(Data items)
________________________________________
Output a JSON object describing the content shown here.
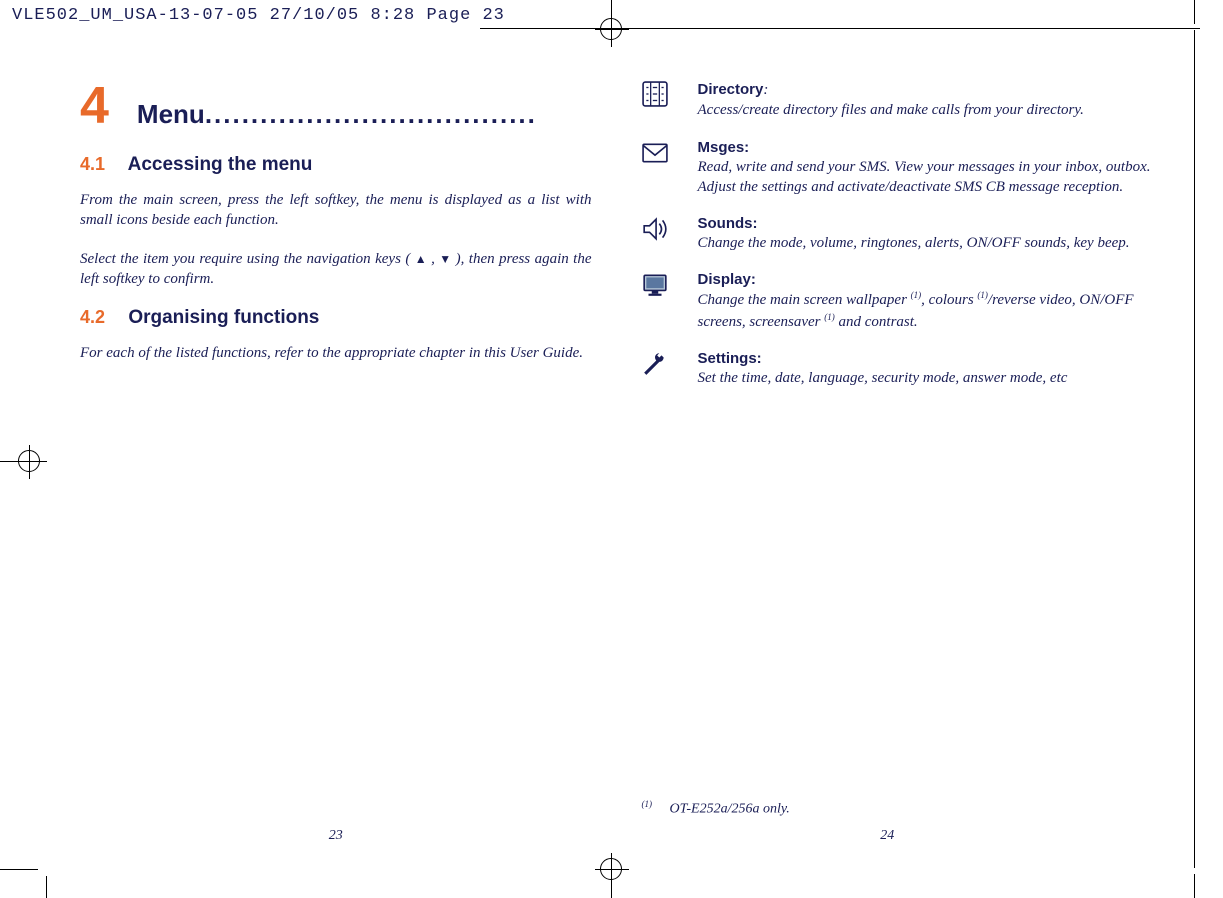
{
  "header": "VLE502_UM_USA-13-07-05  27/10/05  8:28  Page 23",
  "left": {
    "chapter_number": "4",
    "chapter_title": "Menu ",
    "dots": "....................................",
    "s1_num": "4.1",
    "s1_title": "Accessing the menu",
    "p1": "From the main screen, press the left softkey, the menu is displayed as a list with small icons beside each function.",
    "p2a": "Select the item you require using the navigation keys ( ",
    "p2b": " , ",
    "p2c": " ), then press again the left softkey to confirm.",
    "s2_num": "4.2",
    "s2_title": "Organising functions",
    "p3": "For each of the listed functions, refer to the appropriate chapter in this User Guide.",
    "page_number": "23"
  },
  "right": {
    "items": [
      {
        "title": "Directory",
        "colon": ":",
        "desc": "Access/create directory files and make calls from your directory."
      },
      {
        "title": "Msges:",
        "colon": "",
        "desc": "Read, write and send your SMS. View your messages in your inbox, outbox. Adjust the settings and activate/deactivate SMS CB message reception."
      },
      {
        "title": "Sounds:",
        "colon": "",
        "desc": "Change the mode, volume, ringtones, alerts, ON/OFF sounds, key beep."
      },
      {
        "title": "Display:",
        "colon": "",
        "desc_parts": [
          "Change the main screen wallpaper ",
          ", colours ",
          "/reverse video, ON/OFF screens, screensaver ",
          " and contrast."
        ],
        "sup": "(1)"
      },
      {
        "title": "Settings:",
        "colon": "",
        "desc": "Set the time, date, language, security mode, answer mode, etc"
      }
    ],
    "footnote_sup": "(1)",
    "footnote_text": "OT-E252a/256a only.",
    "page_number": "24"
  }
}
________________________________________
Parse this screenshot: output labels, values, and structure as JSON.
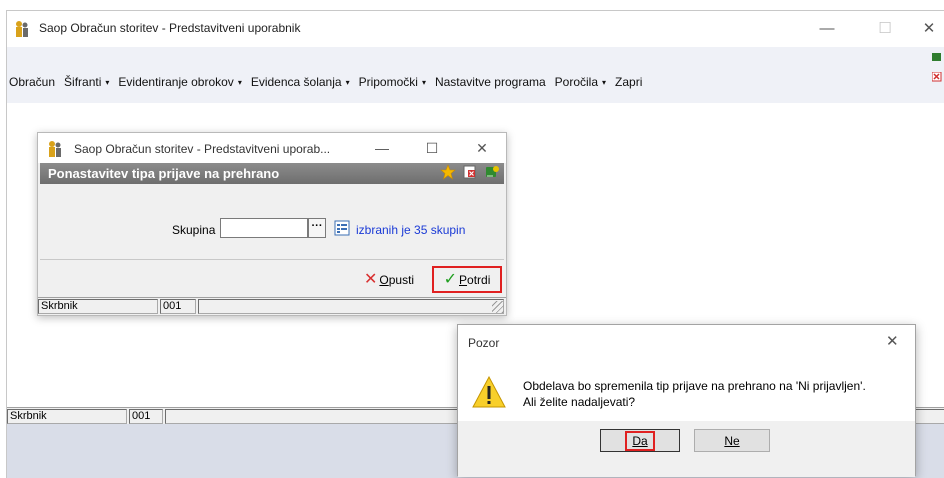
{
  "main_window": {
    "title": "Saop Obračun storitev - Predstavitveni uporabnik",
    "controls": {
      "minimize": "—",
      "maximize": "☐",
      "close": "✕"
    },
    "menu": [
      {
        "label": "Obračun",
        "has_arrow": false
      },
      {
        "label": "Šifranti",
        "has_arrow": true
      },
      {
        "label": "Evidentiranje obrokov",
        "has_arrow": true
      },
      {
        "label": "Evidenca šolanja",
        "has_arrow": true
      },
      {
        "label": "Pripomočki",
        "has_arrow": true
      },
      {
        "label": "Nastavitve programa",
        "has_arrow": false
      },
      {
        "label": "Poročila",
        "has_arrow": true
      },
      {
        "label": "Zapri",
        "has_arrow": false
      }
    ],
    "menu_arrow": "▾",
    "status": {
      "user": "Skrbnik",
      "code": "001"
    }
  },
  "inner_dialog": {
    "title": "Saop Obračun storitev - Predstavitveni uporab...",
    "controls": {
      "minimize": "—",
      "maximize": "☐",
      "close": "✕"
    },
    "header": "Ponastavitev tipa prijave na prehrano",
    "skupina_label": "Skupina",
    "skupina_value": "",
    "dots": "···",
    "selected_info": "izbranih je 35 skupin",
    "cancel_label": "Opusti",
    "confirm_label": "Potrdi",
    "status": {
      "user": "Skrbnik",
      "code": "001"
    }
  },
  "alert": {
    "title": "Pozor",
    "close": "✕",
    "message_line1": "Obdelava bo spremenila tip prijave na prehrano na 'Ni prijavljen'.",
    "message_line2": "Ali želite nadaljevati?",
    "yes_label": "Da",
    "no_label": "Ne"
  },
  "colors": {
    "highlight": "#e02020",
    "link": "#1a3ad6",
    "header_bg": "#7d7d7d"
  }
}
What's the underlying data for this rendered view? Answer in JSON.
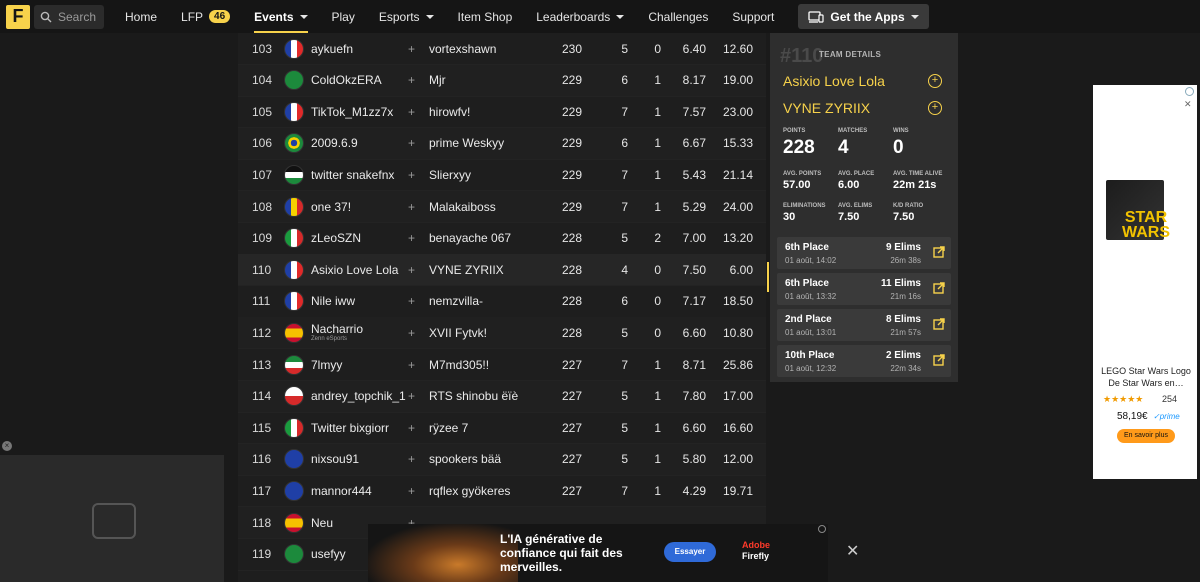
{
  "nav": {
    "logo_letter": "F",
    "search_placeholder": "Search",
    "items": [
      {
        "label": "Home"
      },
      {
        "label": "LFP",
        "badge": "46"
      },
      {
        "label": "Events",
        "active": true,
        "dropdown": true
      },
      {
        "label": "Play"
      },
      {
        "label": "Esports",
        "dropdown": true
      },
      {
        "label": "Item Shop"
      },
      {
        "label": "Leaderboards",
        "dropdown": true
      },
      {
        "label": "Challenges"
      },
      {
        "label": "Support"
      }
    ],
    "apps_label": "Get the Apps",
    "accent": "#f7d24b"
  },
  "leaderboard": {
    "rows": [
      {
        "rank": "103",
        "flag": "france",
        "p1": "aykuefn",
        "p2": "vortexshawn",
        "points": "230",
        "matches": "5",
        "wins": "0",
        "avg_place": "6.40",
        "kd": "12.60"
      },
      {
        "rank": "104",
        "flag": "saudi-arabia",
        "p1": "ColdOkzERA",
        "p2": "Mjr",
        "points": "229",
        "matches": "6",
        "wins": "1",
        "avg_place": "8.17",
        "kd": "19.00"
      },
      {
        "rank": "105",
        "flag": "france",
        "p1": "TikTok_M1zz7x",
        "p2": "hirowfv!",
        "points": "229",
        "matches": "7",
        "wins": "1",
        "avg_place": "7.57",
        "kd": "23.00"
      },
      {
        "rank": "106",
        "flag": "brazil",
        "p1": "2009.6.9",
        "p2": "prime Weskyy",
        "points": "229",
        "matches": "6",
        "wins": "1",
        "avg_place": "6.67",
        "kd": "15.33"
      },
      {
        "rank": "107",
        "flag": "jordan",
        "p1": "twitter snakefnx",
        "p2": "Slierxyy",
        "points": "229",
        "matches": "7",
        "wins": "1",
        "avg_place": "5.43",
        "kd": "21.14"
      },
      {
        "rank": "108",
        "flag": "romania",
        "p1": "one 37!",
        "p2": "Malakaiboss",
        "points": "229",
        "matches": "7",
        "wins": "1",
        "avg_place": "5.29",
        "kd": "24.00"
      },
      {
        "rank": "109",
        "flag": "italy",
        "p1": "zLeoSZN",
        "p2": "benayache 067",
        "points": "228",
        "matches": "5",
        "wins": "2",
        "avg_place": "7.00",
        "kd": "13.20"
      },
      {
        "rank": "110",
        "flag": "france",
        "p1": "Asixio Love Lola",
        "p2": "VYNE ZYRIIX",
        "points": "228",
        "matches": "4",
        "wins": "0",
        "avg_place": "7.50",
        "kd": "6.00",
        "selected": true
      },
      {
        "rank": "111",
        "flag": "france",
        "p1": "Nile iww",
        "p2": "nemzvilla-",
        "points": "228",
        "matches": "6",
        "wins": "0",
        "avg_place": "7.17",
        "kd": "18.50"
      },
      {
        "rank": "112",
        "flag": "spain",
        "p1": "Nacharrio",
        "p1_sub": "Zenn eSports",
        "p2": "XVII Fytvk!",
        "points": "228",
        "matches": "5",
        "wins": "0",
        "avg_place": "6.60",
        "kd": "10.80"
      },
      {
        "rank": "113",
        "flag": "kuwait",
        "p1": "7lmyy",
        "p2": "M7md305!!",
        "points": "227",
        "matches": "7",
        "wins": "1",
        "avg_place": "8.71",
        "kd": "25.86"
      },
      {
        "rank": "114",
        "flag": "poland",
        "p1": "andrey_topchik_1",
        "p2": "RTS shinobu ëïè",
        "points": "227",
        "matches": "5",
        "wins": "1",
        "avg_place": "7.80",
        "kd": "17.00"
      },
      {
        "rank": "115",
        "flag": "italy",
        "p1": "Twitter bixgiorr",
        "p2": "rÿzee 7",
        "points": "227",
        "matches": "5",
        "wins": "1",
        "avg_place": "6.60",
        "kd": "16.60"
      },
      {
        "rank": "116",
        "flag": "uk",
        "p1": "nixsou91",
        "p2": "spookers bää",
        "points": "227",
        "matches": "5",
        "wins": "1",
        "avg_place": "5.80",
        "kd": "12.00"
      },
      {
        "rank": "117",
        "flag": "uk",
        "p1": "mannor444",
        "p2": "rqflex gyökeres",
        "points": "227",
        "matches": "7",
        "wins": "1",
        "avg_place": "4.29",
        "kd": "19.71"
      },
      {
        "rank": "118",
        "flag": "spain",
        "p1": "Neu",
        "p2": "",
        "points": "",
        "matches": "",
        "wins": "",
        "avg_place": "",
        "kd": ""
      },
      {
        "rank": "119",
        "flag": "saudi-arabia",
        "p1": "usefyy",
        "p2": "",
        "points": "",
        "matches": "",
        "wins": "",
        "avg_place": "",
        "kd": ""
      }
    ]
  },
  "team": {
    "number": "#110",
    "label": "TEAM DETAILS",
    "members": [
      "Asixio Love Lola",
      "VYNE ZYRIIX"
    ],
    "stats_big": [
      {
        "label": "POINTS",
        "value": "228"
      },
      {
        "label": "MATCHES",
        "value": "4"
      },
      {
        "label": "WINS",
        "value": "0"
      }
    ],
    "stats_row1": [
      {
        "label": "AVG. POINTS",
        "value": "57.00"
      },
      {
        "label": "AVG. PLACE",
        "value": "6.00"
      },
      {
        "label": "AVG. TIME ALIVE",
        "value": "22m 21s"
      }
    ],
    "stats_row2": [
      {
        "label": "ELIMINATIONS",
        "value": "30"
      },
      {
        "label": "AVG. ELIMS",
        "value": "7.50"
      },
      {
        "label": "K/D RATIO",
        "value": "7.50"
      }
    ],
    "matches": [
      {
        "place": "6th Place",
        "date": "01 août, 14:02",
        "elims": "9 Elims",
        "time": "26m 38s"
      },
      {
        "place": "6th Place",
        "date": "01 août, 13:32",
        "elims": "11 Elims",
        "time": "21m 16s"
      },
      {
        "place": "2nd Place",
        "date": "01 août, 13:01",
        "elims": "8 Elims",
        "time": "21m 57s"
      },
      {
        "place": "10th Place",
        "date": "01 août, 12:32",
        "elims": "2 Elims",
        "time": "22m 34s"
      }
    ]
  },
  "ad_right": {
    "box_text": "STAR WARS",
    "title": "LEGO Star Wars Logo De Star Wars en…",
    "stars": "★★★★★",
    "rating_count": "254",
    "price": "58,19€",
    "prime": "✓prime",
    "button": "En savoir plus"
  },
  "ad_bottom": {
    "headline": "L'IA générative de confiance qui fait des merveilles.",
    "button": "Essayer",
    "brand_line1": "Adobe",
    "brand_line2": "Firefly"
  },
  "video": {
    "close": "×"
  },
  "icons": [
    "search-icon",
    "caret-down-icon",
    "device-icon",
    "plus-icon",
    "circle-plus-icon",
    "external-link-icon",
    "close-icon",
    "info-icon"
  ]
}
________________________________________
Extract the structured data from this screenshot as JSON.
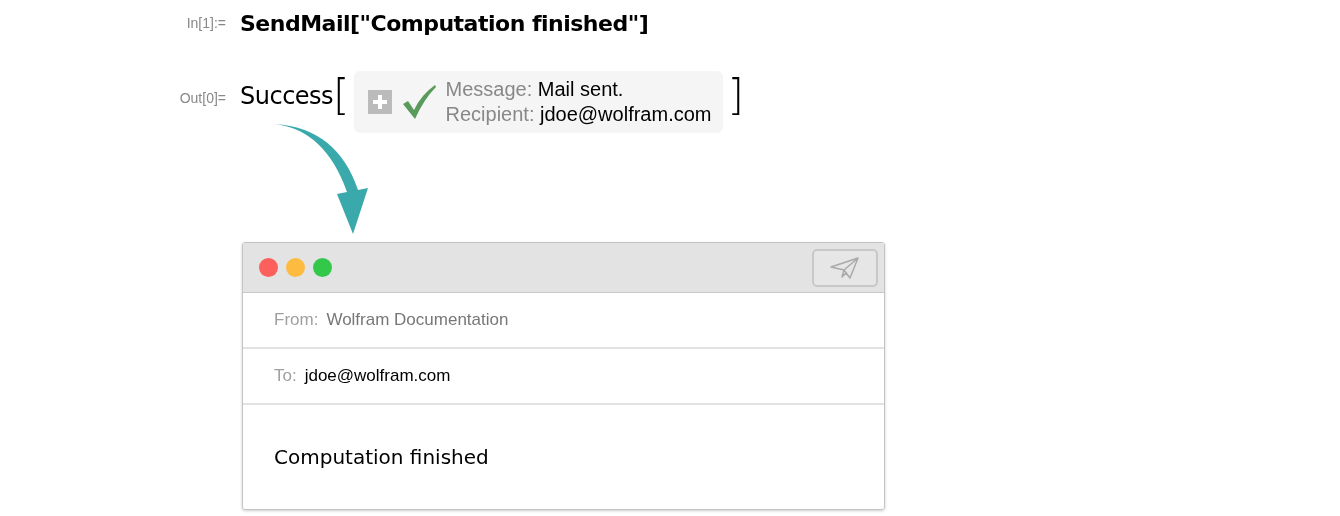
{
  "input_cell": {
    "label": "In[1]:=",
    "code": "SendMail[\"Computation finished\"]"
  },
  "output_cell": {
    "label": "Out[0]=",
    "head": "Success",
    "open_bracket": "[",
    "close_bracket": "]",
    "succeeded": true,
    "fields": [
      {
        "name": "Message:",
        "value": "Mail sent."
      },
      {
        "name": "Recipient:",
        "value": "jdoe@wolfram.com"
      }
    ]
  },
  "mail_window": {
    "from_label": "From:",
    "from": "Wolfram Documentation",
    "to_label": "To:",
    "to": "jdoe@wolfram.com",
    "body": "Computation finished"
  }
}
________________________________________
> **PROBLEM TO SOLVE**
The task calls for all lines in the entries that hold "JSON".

> **COMPLETED EXERCISE**
Output a JSON object describing the content shown here.
Parse this screenshot: output labels, values, and structure as JSON.
What's the underlying data for this rendered view? Answer in JSON.
Extract the structured data from this screenshot as JSON.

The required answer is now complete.